## DESCRIPTION OF THE TASK
Please report each line of the data below that contains "this".

## THE RECORDS
----

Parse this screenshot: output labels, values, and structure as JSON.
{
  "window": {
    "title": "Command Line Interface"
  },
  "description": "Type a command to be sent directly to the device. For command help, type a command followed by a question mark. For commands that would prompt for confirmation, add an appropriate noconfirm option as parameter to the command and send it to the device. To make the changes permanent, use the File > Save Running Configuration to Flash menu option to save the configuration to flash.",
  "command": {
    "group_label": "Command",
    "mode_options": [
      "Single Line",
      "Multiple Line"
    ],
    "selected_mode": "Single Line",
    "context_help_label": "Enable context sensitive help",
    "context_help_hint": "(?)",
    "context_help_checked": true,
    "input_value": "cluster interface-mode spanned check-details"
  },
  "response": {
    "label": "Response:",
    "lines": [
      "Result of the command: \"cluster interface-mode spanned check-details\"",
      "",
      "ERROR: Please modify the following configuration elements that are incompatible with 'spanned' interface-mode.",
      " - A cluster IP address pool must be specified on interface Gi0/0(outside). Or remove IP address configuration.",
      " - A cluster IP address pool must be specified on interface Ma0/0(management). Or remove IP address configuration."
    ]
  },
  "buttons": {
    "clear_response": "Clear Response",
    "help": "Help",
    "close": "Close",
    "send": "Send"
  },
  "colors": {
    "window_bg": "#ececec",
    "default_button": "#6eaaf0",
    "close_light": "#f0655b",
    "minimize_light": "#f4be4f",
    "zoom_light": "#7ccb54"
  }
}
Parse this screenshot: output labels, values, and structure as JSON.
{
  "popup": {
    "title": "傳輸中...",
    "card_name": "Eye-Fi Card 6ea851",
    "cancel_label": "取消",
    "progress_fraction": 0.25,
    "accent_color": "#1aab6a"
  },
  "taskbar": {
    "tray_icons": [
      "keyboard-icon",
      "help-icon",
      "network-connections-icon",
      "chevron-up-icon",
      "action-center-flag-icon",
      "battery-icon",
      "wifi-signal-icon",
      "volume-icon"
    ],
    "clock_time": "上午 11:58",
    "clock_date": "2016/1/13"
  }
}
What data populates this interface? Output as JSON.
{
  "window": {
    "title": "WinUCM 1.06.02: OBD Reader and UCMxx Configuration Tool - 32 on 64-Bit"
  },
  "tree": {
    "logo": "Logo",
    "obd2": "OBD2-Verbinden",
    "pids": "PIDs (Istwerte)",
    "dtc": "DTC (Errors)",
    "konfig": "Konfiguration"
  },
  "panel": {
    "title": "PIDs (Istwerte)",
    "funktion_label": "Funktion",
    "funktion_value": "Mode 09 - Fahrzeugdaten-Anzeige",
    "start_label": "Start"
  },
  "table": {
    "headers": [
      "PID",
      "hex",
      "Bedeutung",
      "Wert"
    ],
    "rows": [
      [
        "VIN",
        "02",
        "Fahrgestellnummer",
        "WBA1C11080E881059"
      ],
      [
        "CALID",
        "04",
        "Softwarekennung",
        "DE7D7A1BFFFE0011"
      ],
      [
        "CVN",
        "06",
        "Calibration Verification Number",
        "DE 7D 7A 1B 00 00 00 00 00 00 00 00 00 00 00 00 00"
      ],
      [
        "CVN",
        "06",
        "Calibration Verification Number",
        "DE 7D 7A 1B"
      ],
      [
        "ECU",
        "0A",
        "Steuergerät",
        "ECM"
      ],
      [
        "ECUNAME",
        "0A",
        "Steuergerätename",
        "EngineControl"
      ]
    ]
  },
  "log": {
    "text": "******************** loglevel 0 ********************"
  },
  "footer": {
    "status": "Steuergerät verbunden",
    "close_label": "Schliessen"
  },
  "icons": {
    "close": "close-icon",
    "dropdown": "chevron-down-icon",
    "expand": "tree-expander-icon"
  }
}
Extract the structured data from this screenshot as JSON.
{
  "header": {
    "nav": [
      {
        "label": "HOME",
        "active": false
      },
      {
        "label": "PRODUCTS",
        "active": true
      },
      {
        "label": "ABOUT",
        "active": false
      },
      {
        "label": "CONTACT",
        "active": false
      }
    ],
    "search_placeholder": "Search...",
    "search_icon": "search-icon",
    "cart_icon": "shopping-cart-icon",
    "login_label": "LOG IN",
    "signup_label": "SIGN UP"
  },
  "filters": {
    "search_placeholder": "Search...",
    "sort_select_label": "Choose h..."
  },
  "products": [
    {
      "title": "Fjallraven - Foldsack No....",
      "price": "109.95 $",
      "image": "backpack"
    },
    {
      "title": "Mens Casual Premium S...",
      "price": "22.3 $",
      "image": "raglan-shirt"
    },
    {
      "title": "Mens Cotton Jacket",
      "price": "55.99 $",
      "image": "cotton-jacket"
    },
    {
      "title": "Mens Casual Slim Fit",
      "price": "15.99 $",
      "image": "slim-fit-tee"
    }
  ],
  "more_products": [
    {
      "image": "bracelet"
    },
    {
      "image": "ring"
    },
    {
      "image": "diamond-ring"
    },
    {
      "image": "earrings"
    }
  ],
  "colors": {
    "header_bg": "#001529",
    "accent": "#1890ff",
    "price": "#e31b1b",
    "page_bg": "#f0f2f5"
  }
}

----

## EXERCISE RESULT
Parse this screenshot: output labels, values, and structure as JSON.
Parse this screenshot: output labels, values, and structure as JSON.
What data populates this interface? Output as JSON.
Extract the structured data from this screenshot as JSON.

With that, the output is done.